- YOUR OBJECTIVE:
A word-for-word copy of the entries, with images excluded, is the expected answer.

── DATA FOR THIS TASK

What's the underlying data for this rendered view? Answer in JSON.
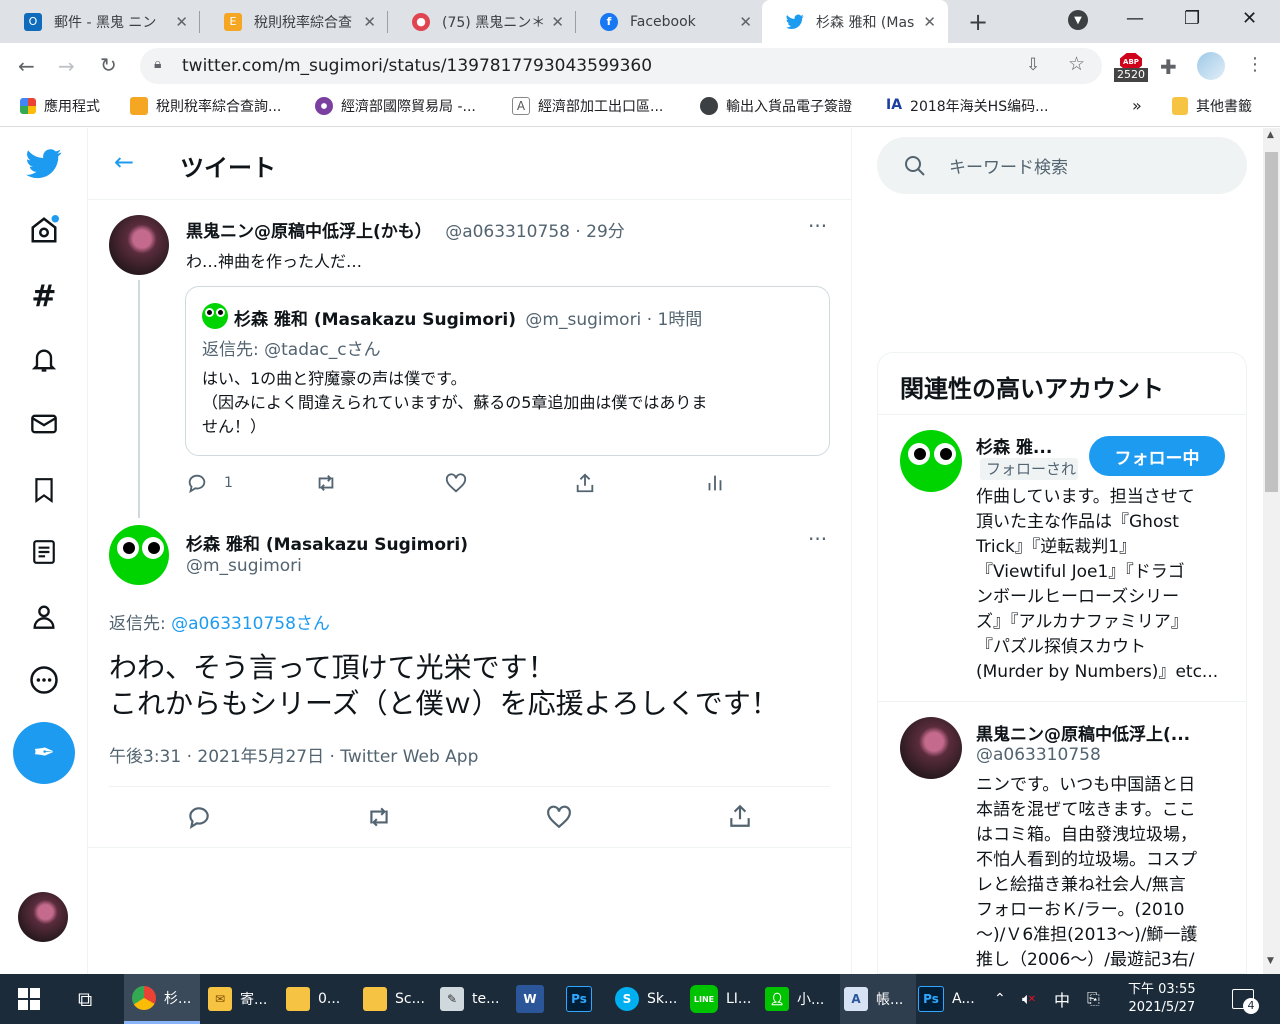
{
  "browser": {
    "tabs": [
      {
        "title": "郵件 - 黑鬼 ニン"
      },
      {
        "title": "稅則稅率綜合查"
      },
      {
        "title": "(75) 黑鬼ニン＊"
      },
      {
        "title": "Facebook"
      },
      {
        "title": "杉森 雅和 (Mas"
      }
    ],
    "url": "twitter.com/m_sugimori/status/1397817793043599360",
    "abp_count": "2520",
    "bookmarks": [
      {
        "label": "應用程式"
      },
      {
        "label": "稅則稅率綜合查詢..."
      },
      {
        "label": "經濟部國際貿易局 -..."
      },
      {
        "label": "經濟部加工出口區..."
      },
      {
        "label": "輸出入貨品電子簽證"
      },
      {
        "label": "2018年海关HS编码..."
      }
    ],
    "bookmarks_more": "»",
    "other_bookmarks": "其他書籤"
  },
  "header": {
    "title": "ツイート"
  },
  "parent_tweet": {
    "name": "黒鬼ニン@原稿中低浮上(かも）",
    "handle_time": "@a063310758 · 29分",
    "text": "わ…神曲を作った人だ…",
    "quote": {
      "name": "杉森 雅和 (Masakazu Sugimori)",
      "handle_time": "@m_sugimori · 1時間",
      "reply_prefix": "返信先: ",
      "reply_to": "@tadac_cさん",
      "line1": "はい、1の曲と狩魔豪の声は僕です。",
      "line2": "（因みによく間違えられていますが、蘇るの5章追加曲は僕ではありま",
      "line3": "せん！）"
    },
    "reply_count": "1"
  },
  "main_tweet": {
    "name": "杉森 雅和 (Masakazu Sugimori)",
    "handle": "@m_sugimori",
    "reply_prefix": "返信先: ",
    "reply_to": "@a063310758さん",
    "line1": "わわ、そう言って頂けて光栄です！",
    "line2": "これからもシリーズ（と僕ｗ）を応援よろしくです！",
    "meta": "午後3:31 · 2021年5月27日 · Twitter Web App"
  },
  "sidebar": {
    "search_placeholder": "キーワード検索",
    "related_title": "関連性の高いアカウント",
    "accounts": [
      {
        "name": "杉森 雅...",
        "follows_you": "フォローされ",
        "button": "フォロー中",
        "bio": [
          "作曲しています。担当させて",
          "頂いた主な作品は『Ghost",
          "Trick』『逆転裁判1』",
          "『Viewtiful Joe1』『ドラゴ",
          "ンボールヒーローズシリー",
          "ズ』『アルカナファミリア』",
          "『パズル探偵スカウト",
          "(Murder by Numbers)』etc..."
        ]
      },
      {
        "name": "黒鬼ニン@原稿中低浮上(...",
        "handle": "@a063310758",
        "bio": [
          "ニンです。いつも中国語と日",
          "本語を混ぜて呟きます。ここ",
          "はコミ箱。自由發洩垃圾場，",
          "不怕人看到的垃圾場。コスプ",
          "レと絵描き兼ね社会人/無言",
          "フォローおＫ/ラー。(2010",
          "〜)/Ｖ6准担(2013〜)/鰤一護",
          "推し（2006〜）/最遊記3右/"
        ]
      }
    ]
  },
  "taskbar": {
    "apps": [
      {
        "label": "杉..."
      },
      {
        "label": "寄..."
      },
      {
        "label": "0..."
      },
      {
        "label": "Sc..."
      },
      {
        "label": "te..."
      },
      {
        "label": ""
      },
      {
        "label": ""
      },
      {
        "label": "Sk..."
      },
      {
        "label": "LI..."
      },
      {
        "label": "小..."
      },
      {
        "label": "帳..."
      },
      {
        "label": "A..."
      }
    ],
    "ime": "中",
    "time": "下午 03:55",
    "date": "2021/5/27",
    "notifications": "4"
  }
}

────

- OUTPUT:
What's the underlying data for this rendered view? Answer in JSON.
{
  "browser": {
    "tabs": [
      {
        "title": "郵件 - 黑鬼 ニン"
      },
      {
        "title": "稅則稅率綜合查"
      },
      {
        "title": "(75) 黑鬼ニン＊"
      },
      {
        "title": "Facebook"
      },
      {
        "title": "杉森 雅和 (Mas"
      }
    ],
    "url": "twitter.com/m_sugimori/status/1397817793043599360",
    "abp_count": "2520",
    "bookmarks": [
      {
        "label": "應用程式"
      },
      {
        "label": "稅則稅率綜合查詢..."
      },
      {
        "label": "經濟部國際貿易局 -..."
      },
      {
        "label": "經濟部加工出口區..."
      },
      {
        "label": "輸出入貨品電子簽證"
      },
      {
        "label": "2018年海关HS编码..."
      }
    ],
    "bookmarks_more": "»",
    "other_bookmarks": "其他書籤"
  },
  "header": {
    "title": "ツイート"
  },
  "parent_tweet": {
    "name": "黒鬼ニン@原稿中低浮上(かも）",
    "handle_time": "@a063310758 · 29分",
    "text": "わ…神曲を作った人だ…",
    "quote": {
      "name": "杉森 雅和 (Masakazu Sugimori)",
      "handle_time": "@m_sugimori · 1時間",
      "reply_prefix": "返信先: ",
      "reply_to": "@tadac_cさん",
      "line1": "はい、1の曲と狩魔豪の声は僕です。",
      "line2": "（因みによく間違えられていますが、蘇るの5章追加曲は僕ではありま",
      "line3": "せん！）"
    },
    "reply_count": "1"
  },
  "main_tweet": {
    "name": "杉森 雅和 (Masakazu Sugimori)",
    "handle": "@m_sugimori",
    "reply_prefix": "返信先: ",
    "reply_to": "@a063310758さん",
    "line1": "わわ、そう言って頂けて光栄です！",
    "line2": "これからもシリーズ（と僕ｗ）を応援よろしくです！",
    "meta": "午後3:31 · 2021年5月27日 · Twitter Web App"
  },
  "sidebar": {
    "search_placeholder": "キーワード検索",
    "related_title": "関連性の高いアカウント",
    "accounts": [
      {
        "name": "杉森 雅...",
        "follows_you": "フォローされ",
        "button": "フォロー中",
        "bio": [
          "作曲しています。担当させて",
          "頂いた主な作品は『Ghost",
          "Trick』『逆転裁判1』",
          "『Viewtiful Joe1』『ドラゴ",
          "ンボールヒーローズシリー",
          "ズ』『アルカナファミリア』",
          "『パズル探偵スカウト",
          "(Murder by Numbers)』etc..."
        ]
      },
      {
        "name": "黒鬼ニン@原稿中低浮上(...",
        "handle": "@a063310758",
        "bio": [
          "ニンです。いつも中国語と日",
          "本語を混ぜて呟きます。ここ",
          "はコミ箱。自由發洩垃圾場，",
          "不怕人看到的垃圾場。コスプ",
          "レと絵描き兼ね社会人/無言",
          "フォローおＫ/ラー。(2010",
          "〜)/Ｖ6准担(2013〜)/鰤一護",
          "推し（2006〜）/最遊記3右/"
        ]
      }
    ]
  },
  "taskbar": {
    "apps": [
      {
        "label": "杉..."
      },
      {
        "label": "寄..."
      },
      {
        "label": "0..."
      },
      {
        "label": "Sc..."
      },
      {
        "label": "te..."
      },
      {
        "label": ""
      },
      {
        "label": ""
      },
      {
        "label": "Sk..."
      },
      {
        "label": "LI..."
      },
      {
        "label": "小..."
      },
      {
        "label": "帳..."
      },
      {
        "label": "A..."
      }
    ],
    "ime": "中",
    "time": "下午 03:55",
    "date": "2021/5/27",
    "notifications": "4"
  }
}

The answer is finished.